* _What is expected_: Every entry below, first to last, should be restated word for word.

○ ○ ○

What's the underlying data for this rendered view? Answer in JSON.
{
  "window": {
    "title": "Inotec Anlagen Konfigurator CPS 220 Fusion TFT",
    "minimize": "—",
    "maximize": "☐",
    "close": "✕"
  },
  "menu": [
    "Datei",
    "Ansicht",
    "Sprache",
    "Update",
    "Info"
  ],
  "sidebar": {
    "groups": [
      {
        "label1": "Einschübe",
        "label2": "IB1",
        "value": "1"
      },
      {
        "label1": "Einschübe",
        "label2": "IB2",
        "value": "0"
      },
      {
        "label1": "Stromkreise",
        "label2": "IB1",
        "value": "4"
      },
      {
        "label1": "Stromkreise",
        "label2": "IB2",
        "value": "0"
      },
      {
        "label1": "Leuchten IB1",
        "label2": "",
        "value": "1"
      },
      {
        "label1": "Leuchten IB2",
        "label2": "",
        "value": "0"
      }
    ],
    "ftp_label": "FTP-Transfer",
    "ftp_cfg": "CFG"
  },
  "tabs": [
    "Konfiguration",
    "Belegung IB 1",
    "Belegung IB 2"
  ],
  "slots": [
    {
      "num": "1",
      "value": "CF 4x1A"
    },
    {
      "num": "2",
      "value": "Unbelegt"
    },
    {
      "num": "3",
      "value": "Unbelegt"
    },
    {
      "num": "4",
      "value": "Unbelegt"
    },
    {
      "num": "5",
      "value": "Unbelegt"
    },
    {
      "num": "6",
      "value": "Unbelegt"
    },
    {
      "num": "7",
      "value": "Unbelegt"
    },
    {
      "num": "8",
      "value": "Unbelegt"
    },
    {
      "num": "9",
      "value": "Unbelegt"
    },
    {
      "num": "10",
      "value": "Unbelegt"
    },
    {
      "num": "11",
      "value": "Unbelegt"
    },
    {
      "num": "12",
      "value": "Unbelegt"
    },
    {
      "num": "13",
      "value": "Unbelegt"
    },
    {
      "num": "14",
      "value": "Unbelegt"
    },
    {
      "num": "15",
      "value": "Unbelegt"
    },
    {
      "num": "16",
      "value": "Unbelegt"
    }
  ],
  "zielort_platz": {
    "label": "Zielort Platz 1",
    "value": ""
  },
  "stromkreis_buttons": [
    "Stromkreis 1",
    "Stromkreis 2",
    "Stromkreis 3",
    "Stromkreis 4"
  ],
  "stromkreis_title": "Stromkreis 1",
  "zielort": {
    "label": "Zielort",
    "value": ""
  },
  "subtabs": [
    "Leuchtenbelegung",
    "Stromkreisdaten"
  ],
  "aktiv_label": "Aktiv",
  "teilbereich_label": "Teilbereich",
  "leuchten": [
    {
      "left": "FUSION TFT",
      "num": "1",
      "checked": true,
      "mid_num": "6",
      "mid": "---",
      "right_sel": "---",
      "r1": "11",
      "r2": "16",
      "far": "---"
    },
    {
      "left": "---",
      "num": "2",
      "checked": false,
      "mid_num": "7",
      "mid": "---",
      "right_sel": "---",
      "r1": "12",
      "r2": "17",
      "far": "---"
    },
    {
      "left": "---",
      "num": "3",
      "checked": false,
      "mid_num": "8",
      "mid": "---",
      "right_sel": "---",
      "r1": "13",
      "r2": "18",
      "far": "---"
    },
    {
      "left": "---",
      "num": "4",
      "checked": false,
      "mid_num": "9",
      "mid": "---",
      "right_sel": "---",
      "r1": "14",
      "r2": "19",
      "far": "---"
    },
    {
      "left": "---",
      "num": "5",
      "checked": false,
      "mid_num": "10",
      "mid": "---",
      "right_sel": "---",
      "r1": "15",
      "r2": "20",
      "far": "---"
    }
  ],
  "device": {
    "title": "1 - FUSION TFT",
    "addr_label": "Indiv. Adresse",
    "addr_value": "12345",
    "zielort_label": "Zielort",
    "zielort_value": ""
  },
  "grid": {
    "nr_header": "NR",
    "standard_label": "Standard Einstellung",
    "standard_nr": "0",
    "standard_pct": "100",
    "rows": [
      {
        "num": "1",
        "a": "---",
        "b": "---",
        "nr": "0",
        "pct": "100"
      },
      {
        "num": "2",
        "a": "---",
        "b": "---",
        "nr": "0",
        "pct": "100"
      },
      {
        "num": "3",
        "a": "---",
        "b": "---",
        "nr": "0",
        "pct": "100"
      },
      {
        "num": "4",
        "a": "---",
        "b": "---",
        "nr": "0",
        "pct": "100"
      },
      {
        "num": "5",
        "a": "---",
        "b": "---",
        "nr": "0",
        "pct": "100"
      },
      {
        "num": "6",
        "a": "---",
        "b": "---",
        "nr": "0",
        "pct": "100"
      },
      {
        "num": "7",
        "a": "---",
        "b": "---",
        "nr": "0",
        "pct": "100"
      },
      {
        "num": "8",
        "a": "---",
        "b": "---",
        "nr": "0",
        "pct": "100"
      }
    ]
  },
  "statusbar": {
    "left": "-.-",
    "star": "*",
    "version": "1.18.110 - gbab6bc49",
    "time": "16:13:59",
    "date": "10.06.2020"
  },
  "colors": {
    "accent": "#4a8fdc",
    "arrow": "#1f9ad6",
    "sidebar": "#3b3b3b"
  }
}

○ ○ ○

* _Reply_:
What's the underlying data for this rendered view? Answer in JSON.
{
  "window": {
    "title": "Inotec Anlagen Konfigurator CPS 220 Fusion TFT",
    "minimize": "—",
    "maximize": "☐",
    "close": "✕"
  },
  "menu": [
    "Datei",
    "Ansicht",
    "Sprache",
    "Update",
    "Info"
  ],
  "sidebar": {
    "groups": [
      {
        "label1": "Einschübe",
        "label2": "IB1",
        "value": "1"
      },
      {
        "label1": "Einschübe",
        "label2": "IB2",
        "value": "0"
      },
      {
        "label1": "Stromkreise",
        "label2": "IB1",
        "value": "4"
      },
      {
        "label1": "Stromkreise",
        "label2": "IB2",
        "value": "0"
      },
      {
        "label1": "Leuchten IB1",
        "label2": "",
        "value": "1"
      },
      {
        "label1": "Leuchten IB2",
        "label2": "",
        "value": "0"
      }
    ],
    "ftp_label": "FTP-Transfer",
    "ftp_cfg": "CFG"
  },
  "tabs": [
    "Konfiguration",
    "Belegung IB 1",
    "Belegung IB 2"
  ],
  "slots": [
    {
      "num": "1",
      "value": "CF 4x1A"
    },
    {
      "num": "2",
      "value": "Unbelegt"
    },
    {
      "num": "3",
      "value": "Unbelegt"
    },
    {
      "num": "4",
      "value": "Unbelegt"
    },
    {
      "num": "5",
      "value": "Unbelegt"
    },
    {
      "num": "6",
      "value": "Unbelegt"
    },
    {
      "num": "7",
      "value": "Unbelegt"
    },
    {
      "num": "8",
      "value": "Unbelegt"
    },
    {
      "num": "9",
      "value": "Unbelegt"
    },
    {
      "num": "10",
      "value": "Unbelegt"
    },
    {
      "num": "11",
      "value": "Unbelegt"
    },
    {
      "num": "12",
      "value": "Unbelegt"
    },
    {
      "num": "13",
      "value": "Unbelegt"
    },
    {
      "num": "14",
      "value": "Unbelegt"
    },
    {
      "num": "15",
      "value": "Unbelegt"
    },
    {
      "num": "16",
      "value": "Unbelegt"
    }
  ],
  "zielort_platz": {
    "label": "Zielort Platz 1",
    "value": ""
  },
  "stromkreis_buttons": [
    "Stromkreis 1",
    "Stromkreis 2",
    "Stromkreis 3",
    "Stromkreis 4"
  ],
  "stromkreis_title": "Stromkreis 1",
  "zielort": {
    "label": "Zielort",
    "value": ""
  },
  "subtabs": [
    "Leuchtenbelegung",
    "Stromkreisdaten"
  ],
  "aktiv_label": "Aktiv",
  "teilbereich_label": "Teilbereich",
  "leuchten": [
    {
      "left": "FUSION TFT",
      "num": "1",
      "checked": true,
      "mid_num": "6",
      "mid": "---",
      "right_sel": "---",
      "r1": "11",
      "r2": "16",
      "far": "---"
    },
    {
      "left": "---",
      "num": "2",
      "checked": false,
      "mid_num": "7",
      "mid": "---",
      "right_sel": "---",
      "r1": "12",
      "r2": "17",
      "far": "---"
    },
    {
      "left": "---",
      "num": "3",
      "checked": false,
      "mid_num": "8",
      "mid": "---",
      "right_sel": "---",
      "r1": "13",
      "r2": "18",
      "far": "---"
    },
    {
      "left": "---",
      "num": "4",
      "checked": false,
      "mid_num": "9",
      "mid": "---",
      "right_sel": "---",
      "r1": "14",
      "r2": "19",
      "far": "---"
    },
    {
      "left": "---",
      "num": "5",
      "checked": false,
      "mid_num": "10",
      "mid": "---",
      "right_sel": "---",
      "r1": "15",
      "r2": "20",
      "far": "---"
    }
  ],
  "device": {
    "title": "1 - FUSION TFT",
    "addr_label": "Indiv. Adresse",
    "addr_value": "12345",
    "zielort_label": "Zielort",
    "zielort_value": ""
  },
  "grid": {
    "nr_header": "NR",
    "standard_label": "Standard Einstellung",
    "standard_nr": "0",
    "standard_pct": "100",
    "rows": [
      {
        "num": "1",
        "a": "---",
        "b": "---",
        "nr": "0",
        "pct": "100"
      },
      {
        "num": "2",
        "a": "---",
        "b": "---",
        "nr": "0",
        "pct": "100"
      },
      {
        "num": "3",
        "a": "---",
        "b": "---",
        "nr": "0",
        "pct": "100"
      },
      {
        "num": "4",
        "a": "---",
        "b": "---",
        "nr": "0",
        "pct": "100"
      },
      {
        "num": "5",
        "a": "---",
        "b": "---",
        "nr": "0",
        "pct": "100"
      },
      {
        "num": "6",
        "a": "---",
        "b": "---",
        "nr": "0",
        "pct": "100"
      },
      {
        "num": "7",
        "a": "---",
        "b": "---",
        "nr": "0",
        "pct": "100"
      },
      {
        "num": "8",
        "a": "---",
        "b": "---",
        "nr": "0",
        "pct": "100"
      }
    ]
  },
  "statusbar": {
    "left": "-.-",
    "star": "*",
    "version": "1.18.110 - gbab6bc49",
    "time": "16:13:59",
    "date": "10.06.2020"
  },
  "colors": {
    "accent": "#4a8fdc",
    "arrow": "#1f9ad6",
    "sidebar": "#3b3b3b"
  }
}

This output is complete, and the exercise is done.